SUPPLIED DATA —
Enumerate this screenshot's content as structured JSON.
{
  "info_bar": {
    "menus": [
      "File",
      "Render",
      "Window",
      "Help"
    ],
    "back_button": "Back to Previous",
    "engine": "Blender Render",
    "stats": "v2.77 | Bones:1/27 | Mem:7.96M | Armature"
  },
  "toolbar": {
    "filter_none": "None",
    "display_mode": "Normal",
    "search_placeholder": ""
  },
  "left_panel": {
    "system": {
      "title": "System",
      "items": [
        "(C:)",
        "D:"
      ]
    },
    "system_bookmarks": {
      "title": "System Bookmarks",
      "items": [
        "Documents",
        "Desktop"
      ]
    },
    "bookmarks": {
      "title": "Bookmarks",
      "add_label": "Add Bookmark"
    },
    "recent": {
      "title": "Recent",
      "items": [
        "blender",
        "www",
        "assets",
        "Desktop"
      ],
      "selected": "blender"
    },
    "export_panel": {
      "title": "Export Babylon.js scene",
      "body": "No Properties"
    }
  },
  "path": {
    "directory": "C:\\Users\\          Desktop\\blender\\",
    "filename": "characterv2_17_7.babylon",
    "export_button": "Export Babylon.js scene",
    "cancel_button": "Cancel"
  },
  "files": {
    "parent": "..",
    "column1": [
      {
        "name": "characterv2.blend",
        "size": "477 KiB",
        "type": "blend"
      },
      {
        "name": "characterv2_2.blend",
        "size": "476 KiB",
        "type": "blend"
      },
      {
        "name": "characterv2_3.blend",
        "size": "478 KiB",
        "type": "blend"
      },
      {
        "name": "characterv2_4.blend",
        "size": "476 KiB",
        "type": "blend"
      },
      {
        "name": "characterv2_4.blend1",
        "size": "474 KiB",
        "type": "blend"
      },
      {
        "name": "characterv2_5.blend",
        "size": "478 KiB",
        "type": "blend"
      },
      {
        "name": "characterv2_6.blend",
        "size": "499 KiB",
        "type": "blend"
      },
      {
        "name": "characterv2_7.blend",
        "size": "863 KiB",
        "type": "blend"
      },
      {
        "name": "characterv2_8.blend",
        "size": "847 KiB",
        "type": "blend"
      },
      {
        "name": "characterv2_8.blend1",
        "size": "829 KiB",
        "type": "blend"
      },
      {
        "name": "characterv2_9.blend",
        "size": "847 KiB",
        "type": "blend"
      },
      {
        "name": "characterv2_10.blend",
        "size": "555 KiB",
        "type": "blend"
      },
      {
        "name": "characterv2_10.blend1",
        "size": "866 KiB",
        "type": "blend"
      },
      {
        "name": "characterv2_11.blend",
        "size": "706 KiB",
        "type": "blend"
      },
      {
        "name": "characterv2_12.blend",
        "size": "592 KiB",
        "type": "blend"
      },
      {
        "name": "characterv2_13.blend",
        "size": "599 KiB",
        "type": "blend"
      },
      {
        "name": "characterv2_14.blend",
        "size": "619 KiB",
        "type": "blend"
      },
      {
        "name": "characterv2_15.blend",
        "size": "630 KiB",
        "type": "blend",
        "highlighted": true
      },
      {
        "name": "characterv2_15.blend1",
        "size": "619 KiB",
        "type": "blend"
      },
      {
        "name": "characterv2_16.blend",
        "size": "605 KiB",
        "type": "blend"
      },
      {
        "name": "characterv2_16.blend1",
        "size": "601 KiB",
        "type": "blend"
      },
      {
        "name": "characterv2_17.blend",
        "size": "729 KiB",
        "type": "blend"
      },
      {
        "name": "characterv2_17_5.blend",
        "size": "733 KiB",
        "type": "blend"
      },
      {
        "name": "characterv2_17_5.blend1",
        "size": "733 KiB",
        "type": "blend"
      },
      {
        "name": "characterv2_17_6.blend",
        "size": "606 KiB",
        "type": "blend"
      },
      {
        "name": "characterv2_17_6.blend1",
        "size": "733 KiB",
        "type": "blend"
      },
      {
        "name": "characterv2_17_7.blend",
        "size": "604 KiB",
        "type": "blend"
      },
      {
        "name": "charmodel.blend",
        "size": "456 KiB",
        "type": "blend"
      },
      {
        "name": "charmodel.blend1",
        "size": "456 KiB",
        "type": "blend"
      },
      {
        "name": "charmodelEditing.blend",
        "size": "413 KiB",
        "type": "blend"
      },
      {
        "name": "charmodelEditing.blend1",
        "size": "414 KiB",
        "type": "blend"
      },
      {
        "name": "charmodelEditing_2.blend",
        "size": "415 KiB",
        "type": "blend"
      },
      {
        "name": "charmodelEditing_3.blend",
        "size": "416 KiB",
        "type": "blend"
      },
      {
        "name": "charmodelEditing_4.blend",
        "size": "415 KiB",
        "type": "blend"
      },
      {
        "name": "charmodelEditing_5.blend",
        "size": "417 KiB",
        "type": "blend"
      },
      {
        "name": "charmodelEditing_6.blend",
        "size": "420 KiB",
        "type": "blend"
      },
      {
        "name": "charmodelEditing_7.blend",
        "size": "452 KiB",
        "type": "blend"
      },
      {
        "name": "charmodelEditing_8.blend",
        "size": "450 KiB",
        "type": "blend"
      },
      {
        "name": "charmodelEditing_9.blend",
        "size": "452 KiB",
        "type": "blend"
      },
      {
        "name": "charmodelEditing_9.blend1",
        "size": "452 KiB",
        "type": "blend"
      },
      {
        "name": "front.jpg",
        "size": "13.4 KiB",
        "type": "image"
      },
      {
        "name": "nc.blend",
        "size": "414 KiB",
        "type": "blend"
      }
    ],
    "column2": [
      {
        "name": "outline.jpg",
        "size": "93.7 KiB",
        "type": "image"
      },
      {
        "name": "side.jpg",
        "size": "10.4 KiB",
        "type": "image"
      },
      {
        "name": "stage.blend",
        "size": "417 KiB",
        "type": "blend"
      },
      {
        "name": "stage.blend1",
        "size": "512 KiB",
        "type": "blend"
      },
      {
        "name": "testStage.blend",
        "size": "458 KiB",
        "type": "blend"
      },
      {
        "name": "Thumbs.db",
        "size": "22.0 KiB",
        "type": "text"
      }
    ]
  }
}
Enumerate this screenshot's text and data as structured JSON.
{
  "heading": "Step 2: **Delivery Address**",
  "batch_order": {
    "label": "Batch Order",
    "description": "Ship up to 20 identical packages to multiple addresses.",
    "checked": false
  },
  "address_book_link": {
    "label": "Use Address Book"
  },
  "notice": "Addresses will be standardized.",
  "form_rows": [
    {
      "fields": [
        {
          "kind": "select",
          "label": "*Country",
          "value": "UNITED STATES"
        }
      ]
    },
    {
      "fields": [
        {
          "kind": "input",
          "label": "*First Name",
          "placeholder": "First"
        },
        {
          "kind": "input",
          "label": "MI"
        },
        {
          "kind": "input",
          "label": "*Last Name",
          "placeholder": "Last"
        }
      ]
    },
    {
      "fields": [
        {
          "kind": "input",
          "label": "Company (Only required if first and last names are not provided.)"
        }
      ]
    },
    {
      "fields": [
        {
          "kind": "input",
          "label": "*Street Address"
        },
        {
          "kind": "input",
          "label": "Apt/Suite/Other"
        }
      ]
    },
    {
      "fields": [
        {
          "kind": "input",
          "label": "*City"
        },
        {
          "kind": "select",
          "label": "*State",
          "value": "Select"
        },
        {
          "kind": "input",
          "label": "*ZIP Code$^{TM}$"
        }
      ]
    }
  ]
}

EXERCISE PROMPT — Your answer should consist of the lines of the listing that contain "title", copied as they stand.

RESPONSE AREA —
      "title": "System",
      "title": "System Bookmarks",
      "title": "Bookmarks",
      "title": "Recent",
      "title": "Export Babylon.js scene",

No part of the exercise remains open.